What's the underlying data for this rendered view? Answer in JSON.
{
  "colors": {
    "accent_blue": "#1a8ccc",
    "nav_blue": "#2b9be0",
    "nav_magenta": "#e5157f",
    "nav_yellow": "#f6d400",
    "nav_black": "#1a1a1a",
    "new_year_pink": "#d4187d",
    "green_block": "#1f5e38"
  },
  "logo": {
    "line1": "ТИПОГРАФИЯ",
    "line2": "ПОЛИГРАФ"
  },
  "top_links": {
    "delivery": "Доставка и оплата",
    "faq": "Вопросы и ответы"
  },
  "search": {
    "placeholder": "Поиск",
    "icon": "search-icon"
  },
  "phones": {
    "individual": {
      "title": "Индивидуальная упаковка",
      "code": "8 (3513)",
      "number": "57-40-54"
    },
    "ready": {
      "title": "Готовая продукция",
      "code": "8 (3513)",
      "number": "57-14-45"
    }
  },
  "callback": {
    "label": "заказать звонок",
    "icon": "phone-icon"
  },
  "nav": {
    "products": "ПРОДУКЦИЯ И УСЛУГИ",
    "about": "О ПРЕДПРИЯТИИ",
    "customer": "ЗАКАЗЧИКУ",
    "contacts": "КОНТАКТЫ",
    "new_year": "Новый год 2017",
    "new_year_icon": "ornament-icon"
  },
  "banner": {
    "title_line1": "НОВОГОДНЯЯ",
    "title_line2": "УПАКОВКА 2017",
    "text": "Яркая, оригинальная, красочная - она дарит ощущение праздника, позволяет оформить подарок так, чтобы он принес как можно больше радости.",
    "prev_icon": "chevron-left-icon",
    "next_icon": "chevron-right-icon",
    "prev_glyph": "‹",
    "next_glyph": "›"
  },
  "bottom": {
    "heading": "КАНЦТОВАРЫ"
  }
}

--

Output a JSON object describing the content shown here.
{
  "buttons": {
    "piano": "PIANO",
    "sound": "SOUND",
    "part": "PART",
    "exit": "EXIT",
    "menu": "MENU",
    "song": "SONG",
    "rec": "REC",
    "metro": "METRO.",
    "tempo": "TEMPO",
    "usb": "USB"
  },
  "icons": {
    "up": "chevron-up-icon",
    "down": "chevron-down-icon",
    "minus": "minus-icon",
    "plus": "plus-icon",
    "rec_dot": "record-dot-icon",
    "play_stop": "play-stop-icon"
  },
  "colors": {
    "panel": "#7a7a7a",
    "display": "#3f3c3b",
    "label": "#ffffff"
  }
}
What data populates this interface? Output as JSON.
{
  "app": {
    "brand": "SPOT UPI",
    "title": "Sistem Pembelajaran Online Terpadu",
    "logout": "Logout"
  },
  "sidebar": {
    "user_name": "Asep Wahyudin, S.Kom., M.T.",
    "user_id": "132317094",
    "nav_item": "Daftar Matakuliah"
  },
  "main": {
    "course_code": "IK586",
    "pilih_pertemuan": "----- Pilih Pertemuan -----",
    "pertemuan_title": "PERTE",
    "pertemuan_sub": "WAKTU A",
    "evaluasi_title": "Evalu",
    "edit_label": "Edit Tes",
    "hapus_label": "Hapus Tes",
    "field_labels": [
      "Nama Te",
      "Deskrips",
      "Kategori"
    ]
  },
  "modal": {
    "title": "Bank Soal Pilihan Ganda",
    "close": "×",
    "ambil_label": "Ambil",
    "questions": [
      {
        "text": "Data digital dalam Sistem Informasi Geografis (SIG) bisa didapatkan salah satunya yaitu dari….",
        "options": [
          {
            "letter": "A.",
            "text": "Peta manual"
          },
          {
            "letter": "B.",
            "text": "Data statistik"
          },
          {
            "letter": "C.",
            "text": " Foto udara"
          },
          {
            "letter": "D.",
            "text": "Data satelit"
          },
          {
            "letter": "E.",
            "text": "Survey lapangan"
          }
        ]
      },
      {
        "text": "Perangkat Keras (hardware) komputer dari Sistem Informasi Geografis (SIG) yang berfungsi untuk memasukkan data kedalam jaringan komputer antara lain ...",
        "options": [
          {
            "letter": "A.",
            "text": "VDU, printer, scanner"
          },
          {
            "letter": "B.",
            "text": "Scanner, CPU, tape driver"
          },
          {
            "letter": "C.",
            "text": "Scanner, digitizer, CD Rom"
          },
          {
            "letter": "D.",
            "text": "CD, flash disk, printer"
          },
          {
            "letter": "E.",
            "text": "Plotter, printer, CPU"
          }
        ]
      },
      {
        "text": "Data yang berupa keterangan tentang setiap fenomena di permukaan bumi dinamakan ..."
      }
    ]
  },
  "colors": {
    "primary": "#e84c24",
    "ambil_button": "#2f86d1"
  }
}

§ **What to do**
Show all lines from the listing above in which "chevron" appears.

§ **Task answer**
    "prev_icon": "chevron-left-icon",
    "next_icon": "chevron-right-icon",
    "up": "chevron-up-icon",
    "down": "chevron-down-icon",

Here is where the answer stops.